CIOs and CMOs: Team up to improve the digital experience of your customers
Today’s customers expect high-quality, modernized digital experiences. Gone are the days when a CMO could do his or her job effectively with just one or two brand-to-consumer messages and a one-size-fits-all marketing strategy. CMOs need to actively work with CIOs to implement technology that can improve the digital experience for customers. Here are three areas in which CIOs and CMOs can work together to achieve better results:
1. Personalizing the Digital Experience
Using data and technology to personalize the digital experience allows executives to take into account customers’ unique characteristics. These may include previous purchase history, if any, what part of the sales funnel customers are in for a particular product or what products best align with their interests. CIOs have the technology to help CMOs have a different conversation with customers, almost exactly tailored to their needs, with seemingly infinite bandwidth. If the CMO understands these touch points and tailors messages to send via the company’s brand channels, the CIO can improve the digital experience.
Essentially, CMOs want to develop marketing messages that put consumers directly in the crosshairs. CIOs have access to data about prospective and current customers’ experiences and interests, and they may have access to competitors’ customer information as well. To attract and retain customers, CMOs can develop a plan that uses this data from CIOs and put it to work to improve the digital experience.
2. Testing Brand Resonance
Another way CMOs and CIOs can work together is to enhance and improve the digital experience around the brand, especially customers’ perception of it. CMOs want to make sure their value proposition and brand messaging resonate with customers in a positive manner. To help them achieve this, CIOs can tap into social data analytics to understand how prospects and customers feel about the organization as a whole, even down to the level of specific campaigns and offers.
CIOs can tell CMOs a lot about this. They can find out more than just the number of occasions someone searches for the brand, tagline or other identifying company elements, or the number of successful conversions or campaign broadcasts. They can also tell CMOs how customers behave based on keywords they search for that are associated with their brand, and based on keywords they click on related to those searches. CMOs and CIOs can pair their existing metrics with new behavioral analytics from big data and social listening to further inform the brand’s messaging and improve the digital experience for customers.
3. Segmenting Customers

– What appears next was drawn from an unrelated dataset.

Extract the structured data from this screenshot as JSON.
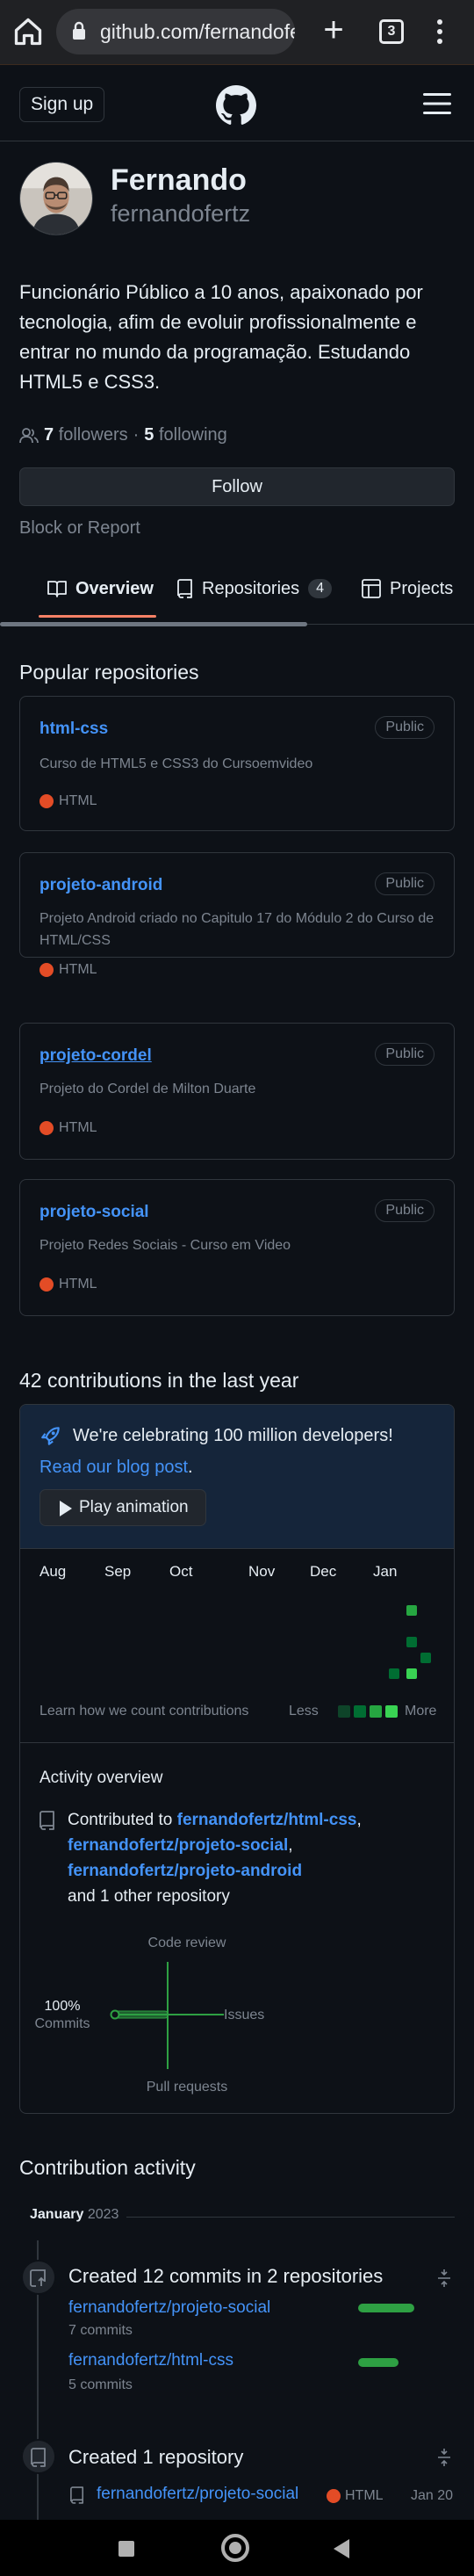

CIOs should be adept at bringing together vast quantities of detailed information in a way that lets CMOs see trends in the aggregate and consider how various factors may interact with each other in new ways. CIOs should also have the ability to drill down into more specific customer detail to help CMOs easily find the exact underlying makeup of different groups and trends.
This opens up the opportunity to address different segments of the marketplace with a high degree of sophisticated targeting, which can greatly improve customers’ digital experiences. Consider, for instance, how a company’s brand messaging and value proposition could mean different things to different customer constituencies. Could marketers have different conversations with, for example, stay-at-home moms versus working mothers? Or provide special offers to retirees versus baby boomers who are old enough to retire but choose to continue working? Are there geographic and income demographics that can be accessed when building messaging for customers?
There is tremendous opportunity for CIOs and CMOs to work together to segment customer populations and market to them more effectively. This collaboration can keep your enterprise in the forefront of the competition as customers increasingly turn to your brand and your platform.